Omega-3 fatty acids have been associated with lowering TG; however, robust data for clinical outcomes have been lacking until the recent publication of the Reduction of Cardiovascular Events with Icosapent Ethyl–Intervention Trial (REDUCE-IT).2,3 This blog will give a brief review of historical evidence, detail differences in fish oil supplements, and provide considerations for the role of Vascepa (icosapent ethyl) in high-risk patients with dyslipidemia.
Becoming a new practitioner will be one of the most exciting times in your career, but having a lot of autonomy might also seem a bit unnerving at first. In this post, we’ll cover one of the most important skills to learn during this transition: saying “no.”
Teaser: Does the formulation of oral nitrate therapy matter when used for patients with heart failure with reduced ejection fraction (HFrEF)? Should fixed-dose hydralazine (HYD)/isosorbide dinitrate (ISDN) (BiDil®) be used in those with HFrEF or can the medications be prescribed separately? In clinical practice the individual components HYD and ISDN are often prescribed as a result of cost concerns with the brand name, fixed-dose combination product. Additionally, clinicians often substitute extended-release isosorbide mononitrate (ISMN) for ISDN given its less frequent administration schedule. In this post we will discuss whether these formulations can be used interchangeably in those with HFrEF.

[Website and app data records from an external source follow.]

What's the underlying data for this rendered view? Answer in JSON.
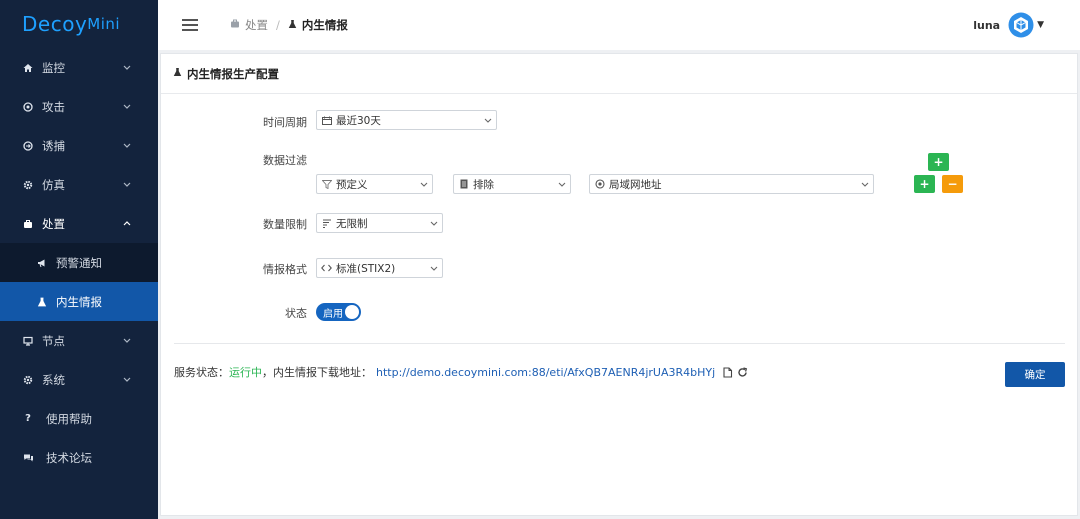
{
  "app": {
    "logo_big": "Decoy",
    "logo_small": "Mini",
    "logo_text": "DecoyMini"
  },
  "sidebar": {
    "items": [
      {
        "label": "监控",
        "icon": "home-icon"
      },
      {
        "label": "攻击",
        "icon": "target-icon"
      },
      {
        "label": "诱捕",
        "icon": "sign-in-icon"
      },
      {
        "label": "仿真",
        "icon": "cog-icon"
      },
      {
        "label": "处置",
        "icon": "briefcase-icon"
      },
      {
        "label": "预警通知",
        "icon": "bullhorn-icon"
      },
      {
        "label": "内生情报",
        "icon": "flask-icon"
      },
      {
        "label": "节点",
        "icon": "monitor-icon"
      },
      {
        "label": "系统",
        "icon": "gear-icon"
      },
      {
        "label": "使用帮助",
        "icon": "question-icon"
      },
      {
        "label": "技术论坛",
        "icon": "comments-icon"
      }
    ]
  },
  "header": {
    "breadcrumb_parent": "处置",
    "breadcrumb_current": "内生情报",
    "username": "luna"
  },
  "panel": {
    "title": "内生情报生产配置",
    "time_period": {
      "label": "时间周期",
      "value": "最近30天"
    },
    "data_filter": {
      "label": "数据过滤",
      "type_value": "预定义",
      "mode_value": "排除",
      "target_value": "局域网地址"
    },
    "quantity": {
      "label": "数量限制",
      "value": "无限制"
    },
    "format": {
      "label": "情报格式",
      "value": "标准(STIX2)"
    },
    "status": {
      "label": "状态",
      "toggle_label": "启用",
      "enabled": true
    },
    "service": {
      "prefix": "服务状态：",
      "running": "运行中",
      "middle": "，内生情报下载地址：",
      "url": "http://demo.decoymini.com:88/eti/AfxQB7AENR4jrUA3R4bHYj"
    },
    "confirm_label": "确定"
  },
  "colors": {
    "sidebar_bg": "#13233d",
    "active_bg": "#1257a8",
    "green": "#2bb553",
    "orange": "#f59b0b",
    "link": "#1e5fb4"
  }
}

Unsure of whether to use the term NOAC or DOAC? Here is a brief explanation of our preference.
When it comes to triple therapy, the totality of the evidence strongly suggests “less is more”. While many practitioners have been quick to adopt dual antithrombotic therapy, it is important to consider the external validity of these trials and how we apply them to our patients. In this blog, Dr. Noel offers 3 considerations that require careful reflection before throwing in the towel on triple therapy.
Although beta blockers are considered a fundamental therapy for patients with heart failure (HF), questions remain on how to manage them these medications in patients presenting with decompensation requiring intravenous inotropic therapy. In this post, we will provide some insights on managing the chronic beta blockade and intravenous inotropic therapy when used concomitantly in a decompensated HF patient.
Obstructive sleep apnea (OSA) is a risk factor for several cardiac conditions and is a common chronic condition. It is important for providers to screen patients for OSA so they can undergo diagnostic testing, and potentially treatment. This piece will review the risk factors for OSA, screening and the association with cardiac conditions such as heart failure, atrial fibrillation and bradycardia.
Although admitted patients with heart failure often have acute medical issues (e.g. acute kidney injury, acute decompensation) that may preclude them from certain therapies, many are appropriate candidates for guideline-directed medical therapy (GDMT) before they leave the hospital. This blog discusses the importance of initiating GDMT prior to discharge, whenever possible.
There has been a wealth of information in the literature over the past few years about various strategies to prevent cardiovascular disease. Many have been highly anticipating the new primary prevention recommendations from the American College of Cardiology/American Heart Association for guidance on how to apply all of this new evidence. The guidelines have recently been released! A summary of the key takeaways from the Primary Prevention guideline are provided in this blog.
Despite being the mainstay of therapy, questions remain as to how to properly use loop diuretics in patients with acute decompensated heart failure (ADHF). In this post, we’ll cover four of the most common mistakes with using loop diuretics in this population.